Board Chairman Adam Chabira spent last week phoning donors and medical partners to communicate the leadership change. In his letter, he assured doctors, nurses and others working to provide healthcare for uninsured and underinsured families that Healing Hands’ ministry would continue.

Founded in 2006 to provide compassionate, accessible, quality care to all of its neighbors, Healing Hands Ministries will continue to serve as a beacon for the underserved,” Chabira wrote. “There would not be a Healing Hands Ministries without the faith, courage, and vision of Janna Gardner. We wish Janna love and much success in her next endeavors.”

“We also would not be here without each and every one of you and your daily efforts and dedication carrying out the mission to our dear patients,” continued Chabira. “You are the faces and embodiment of Healing Hands for which we are very grateful. Having a strong, caring, and supportive culture is a key objective that we are committed to enhance and measure.”

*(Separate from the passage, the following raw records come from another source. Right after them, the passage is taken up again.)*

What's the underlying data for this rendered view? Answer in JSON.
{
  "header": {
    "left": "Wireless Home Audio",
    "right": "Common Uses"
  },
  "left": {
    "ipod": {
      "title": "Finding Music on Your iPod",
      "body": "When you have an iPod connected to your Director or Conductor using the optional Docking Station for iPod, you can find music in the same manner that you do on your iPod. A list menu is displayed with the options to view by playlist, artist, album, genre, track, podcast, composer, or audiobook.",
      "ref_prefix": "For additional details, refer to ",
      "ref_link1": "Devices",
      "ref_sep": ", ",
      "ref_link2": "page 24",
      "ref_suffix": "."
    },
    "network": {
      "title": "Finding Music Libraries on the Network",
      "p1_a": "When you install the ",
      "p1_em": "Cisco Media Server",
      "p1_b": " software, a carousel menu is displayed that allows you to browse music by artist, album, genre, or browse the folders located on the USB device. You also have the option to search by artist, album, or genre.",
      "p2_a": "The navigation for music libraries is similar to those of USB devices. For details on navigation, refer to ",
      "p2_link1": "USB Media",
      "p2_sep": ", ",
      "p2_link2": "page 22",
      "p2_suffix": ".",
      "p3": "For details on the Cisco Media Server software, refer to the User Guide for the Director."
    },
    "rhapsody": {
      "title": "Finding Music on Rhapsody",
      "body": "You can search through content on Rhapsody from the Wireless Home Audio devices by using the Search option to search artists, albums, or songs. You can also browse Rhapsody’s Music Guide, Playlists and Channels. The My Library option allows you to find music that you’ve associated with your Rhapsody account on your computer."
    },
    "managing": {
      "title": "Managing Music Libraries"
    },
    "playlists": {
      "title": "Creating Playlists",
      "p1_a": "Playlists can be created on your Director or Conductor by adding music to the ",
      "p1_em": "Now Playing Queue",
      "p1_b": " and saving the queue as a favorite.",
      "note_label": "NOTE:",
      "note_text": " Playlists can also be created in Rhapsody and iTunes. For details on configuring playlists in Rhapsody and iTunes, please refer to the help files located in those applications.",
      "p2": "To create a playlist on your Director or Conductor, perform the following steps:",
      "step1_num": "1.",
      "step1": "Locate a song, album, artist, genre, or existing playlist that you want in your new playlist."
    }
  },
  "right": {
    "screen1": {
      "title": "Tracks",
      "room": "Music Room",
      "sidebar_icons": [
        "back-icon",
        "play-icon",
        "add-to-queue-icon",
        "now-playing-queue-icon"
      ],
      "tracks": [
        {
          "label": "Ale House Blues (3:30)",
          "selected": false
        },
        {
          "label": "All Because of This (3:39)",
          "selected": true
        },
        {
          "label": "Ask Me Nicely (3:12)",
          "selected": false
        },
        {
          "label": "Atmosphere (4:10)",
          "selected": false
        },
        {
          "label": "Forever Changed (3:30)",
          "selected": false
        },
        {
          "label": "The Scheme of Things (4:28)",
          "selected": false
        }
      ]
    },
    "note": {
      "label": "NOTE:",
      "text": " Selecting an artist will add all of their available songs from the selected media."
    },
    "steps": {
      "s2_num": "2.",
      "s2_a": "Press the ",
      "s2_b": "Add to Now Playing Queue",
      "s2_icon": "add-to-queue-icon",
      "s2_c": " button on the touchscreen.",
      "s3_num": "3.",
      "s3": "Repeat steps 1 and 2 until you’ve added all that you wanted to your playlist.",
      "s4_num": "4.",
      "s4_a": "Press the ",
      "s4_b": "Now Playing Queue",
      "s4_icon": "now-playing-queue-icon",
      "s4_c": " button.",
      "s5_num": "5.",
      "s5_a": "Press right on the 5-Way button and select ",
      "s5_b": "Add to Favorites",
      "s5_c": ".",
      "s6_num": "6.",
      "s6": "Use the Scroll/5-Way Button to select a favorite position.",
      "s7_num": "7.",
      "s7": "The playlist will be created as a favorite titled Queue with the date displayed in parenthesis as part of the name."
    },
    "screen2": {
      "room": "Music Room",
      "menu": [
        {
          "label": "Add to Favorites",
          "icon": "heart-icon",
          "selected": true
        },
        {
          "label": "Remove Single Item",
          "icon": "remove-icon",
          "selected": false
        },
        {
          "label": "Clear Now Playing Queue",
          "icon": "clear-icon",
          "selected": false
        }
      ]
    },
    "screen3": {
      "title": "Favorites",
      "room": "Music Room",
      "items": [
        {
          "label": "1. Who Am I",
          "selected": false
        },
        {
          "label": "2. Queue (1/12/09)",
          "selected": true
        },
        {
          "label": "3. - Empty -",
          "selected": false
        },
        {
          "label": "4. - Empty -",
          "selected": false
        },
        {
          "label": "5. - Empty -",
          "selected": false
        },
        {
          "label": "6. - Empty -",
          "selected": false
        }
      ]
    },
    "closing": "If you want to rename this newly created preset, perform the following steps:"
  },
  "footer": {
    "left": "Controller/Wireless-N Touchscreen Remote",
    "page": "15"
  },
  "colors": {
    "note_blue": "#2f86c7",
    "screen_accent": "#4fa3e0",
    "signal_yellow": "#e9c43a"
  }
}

Gardner worked as a school nurse in Richardson ISD before creating the nonprofit. In the early days, the clinic relied on donations from Sunday school classes, community organizations and generous families committed to the mission. Today, HHM annual revenue exceeds $6 million and is comprised mostly of patient service revenue – particularly Medicaid and Medicare. More than 61,000 patient visits were provided in 2019 at HHM clinics in Vickery Meadow and on Greenville Avenue.

Note: This writer is a former board member and donor to Healing Hands Ministries. Gardner and Chabira declined to provide a comment or statement to Lake Highlands Advocate when asked Nov. 3.